(Items from a dataset)

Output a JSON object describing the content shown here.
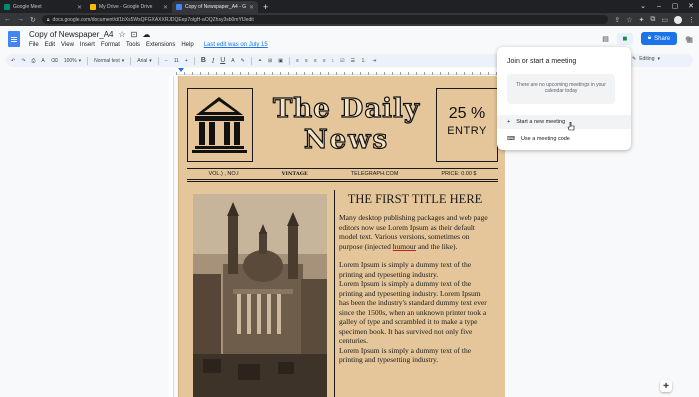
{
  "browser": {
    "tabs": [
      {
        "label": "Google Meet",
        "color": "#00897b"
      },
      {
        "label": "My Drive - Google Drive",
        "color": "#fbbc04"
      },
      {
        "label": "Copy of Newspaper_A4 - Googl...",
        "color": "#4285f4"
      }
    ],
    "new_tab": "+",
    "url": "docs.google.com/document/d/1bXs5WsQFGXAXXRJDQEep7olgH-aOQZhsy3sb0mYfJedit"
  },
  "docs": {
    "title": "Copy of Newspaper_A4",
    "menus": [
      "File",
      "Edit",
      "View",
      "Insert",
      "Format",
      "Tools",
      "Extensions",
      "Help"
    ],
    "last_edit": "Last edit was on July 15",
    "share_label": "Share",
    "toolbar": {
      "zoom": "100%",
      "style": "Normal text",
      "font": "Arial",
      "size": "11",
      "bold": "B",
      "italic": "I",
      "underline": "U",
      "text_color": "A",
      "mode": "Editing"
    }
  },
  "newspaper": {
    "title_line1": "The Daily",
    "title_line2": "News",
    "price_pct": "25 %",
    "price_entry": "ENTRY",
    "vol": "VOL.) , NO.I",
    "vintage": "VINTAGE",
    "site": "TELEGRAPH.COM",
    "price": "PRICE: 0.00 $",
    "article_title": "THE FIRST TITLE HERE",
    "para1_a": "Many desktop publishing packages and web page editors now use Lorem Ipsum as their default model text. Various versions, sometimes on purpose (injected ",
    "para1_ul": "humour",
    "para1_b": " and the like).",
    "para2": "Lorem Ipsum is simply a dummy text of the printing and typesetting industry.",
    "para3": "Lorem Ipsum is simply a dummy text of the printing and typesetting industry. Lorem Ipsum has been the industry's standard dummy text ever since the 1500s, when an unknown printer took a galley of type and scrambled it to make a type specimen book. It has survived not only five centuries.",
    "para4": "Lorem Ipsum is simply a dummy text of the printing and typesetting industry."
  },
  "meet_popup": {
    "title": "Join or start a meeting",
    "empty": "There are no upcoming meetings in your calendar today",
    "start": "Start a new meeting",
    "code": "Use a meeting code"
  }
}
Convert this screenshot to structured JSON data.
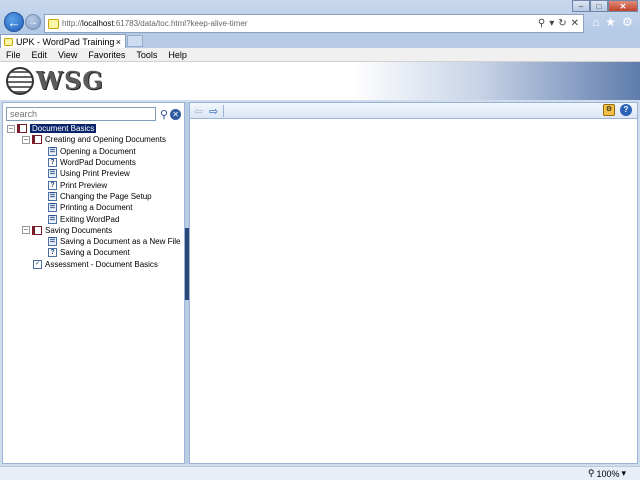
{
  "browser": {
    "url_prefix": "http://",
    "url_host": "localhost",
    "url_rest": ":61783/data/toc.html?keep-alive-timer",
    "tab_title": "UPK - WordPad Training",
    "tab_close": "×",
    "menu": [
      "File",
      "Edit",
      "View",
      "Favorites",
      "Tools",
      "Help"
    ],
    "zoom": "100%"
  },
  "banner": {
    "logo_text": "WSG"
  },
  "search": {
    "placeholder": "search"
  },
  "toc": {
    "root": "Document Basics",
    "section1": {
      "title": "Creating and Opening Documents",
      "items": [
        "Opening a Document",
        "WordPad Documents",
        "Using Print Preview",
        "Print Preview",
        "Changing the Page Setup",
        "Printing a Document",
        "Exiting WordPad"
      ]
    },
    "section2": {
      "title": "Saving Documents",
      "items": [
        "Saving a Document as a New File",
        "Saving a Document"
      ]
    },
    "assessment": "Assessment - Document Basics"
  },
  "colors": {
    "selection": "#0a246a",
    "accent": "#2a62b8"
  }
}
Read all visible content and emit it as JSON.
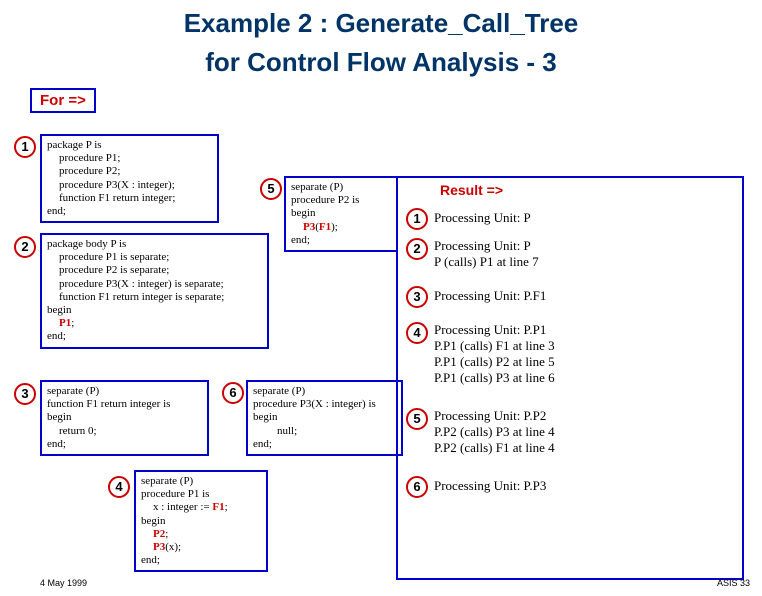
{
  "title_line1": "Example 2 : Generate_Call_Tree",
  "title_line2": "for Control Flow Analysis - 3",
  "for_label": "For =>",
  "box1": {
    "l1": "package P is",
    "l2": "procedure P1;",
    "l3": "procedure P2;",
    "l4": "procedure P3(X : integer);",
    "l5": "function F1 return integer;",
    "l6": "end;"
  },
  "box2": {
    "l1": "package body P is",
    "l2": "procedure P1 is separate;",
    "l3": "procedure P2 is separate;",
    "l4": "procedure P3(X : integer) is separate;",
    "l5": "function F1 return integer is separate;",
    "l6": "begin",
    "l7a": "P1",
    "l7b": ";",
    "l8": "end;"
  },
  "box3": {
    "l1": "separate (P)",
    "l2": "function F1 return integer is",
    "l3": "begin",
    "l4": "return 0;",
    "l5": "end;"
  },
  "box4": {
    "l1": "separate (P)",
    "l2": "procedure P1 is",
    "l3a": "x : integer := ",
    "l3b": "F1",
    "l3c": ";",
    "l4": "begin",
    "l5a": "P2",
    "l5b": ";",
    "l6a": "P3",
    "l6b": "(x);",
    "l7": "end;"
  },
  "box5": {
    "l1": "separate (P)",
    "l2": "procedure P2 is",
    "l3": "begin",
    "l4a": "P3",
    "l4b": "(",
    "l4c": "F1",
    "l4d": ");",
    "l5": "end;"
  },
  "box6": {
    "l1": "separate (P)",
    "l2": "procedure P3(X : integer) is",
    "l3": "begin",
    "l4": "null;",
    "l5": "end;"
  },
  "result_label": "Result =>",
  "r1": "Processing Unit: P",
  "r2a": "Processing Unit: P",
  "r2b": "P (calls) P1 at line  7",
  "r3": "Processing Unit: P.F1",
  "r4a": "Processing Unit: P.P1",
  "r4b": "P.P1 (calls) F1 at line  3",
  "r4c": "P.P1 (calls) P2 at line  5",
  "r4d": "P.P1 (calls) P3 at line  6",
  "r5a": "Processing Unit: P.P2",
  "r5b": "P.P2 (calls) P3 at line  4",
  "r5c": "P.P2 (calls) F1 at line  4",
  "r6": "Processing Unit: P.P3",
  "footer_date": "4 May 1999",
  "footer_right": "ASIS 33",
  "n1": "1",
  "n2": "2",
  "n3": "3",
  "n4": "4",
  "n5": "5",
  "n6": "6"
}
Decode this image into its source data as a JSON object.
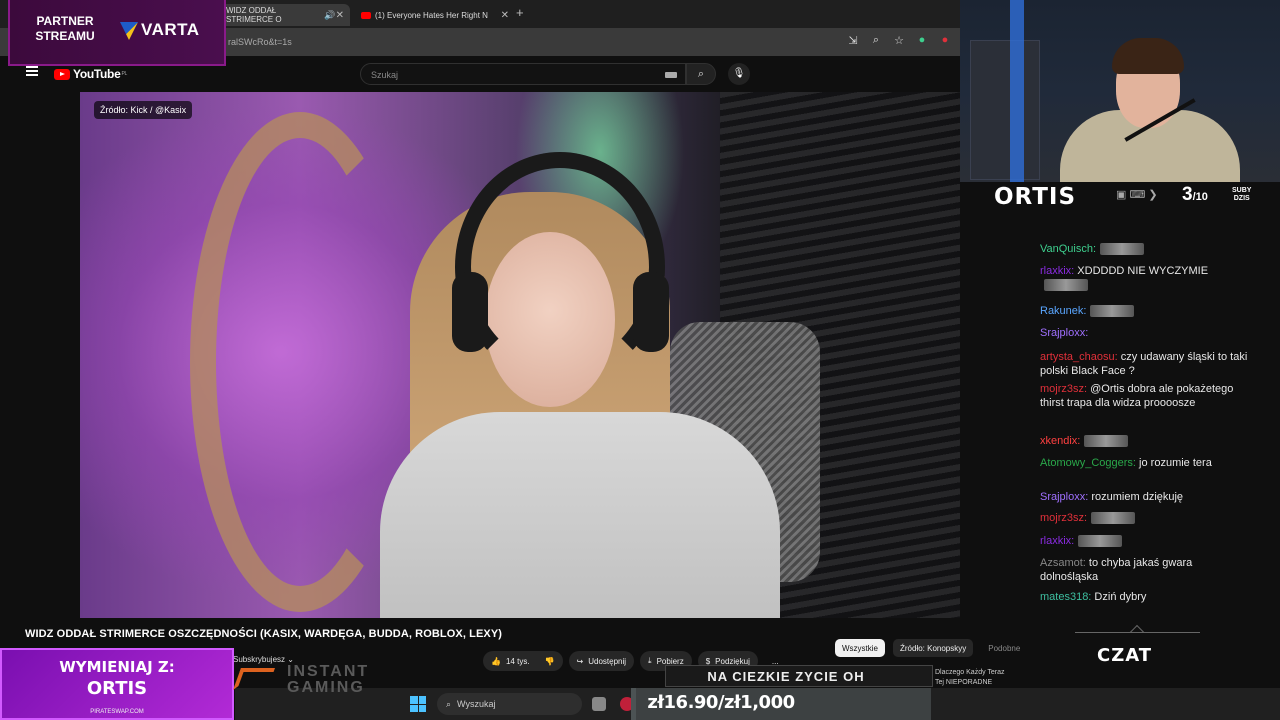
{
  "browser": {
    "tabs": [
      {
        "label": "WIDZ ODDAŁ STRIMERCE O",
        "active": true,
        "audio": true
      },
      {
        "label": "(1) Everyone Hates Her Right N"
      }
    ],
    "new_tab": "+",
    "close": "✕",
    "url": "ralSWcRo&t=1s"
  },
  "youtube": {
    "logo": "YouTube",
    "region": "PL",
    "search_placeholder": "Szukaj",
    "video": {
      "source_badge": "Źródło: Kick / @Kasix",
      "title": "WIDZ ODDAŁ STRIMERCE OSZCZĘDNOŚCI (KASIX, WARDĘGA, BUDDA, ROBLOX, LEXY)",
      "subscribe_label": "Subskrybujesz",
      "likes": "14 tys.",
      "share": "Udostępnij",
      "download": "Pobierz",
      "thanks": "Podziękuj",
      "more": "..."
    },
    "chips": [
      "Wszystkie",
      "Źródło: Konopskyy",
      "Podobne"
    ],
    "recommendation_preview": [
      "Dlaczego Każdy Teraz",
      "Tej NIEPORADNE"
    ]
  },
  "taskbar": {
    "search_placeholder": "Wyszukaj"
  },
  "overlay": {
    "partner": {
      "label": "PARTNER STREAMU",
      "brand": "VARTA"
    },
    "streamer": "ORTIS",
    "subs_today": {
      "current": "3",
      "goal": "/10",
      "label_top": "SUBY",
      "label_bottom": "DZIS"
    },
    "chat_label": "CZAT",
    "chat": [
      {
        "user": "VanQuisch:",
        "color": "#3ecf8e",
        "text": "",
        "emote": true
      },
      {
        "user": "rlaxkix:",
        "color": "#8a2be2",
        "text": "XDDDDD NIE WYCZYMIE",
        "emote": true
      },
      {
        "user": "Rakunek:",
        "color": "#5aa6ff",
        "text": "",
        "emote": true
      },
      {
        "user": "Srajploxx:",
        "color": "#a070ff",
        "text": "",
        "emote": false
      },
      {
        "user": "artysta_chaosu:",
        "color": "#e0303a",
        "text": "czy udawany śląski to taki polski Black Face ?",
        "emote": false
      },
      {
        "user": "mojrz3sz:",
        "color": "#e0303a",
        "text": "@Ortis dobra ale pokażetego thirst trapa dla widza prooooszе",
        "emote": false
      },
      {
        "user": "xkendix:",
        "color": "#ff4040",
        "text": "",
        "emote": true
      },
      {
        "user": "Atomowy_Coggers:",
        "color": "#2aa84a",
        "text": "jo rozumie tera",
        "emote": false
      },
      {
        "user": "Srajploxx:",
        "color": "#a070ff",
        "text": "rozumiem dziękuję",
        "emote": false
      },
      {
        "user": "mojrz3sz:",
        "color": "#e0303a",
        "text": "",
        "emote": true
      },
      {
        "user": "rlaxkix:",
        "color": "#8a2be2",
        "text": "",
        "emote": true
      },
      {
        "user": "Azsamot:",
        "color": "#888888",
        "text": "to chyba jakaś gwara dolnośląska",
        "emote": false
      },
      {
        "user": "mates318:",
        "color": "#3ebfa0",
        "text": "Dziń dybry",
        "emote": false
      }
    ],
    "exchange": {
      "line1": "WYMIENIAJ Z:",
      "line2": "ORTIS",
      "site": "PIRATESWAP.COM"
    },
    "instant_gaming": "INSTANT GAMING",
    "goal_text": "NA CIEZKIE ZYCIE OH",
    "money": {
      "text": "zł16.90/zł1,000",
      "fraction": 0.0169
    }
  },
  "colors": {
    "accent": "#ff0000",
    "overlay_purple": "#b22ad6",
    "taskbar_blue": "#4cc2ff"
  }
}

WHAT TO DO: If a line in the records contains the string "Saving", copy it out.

WRITTEN REPLY:
      "title": "Saving Documents",
        "Saving a Document as a New File",
        "Saving a Document"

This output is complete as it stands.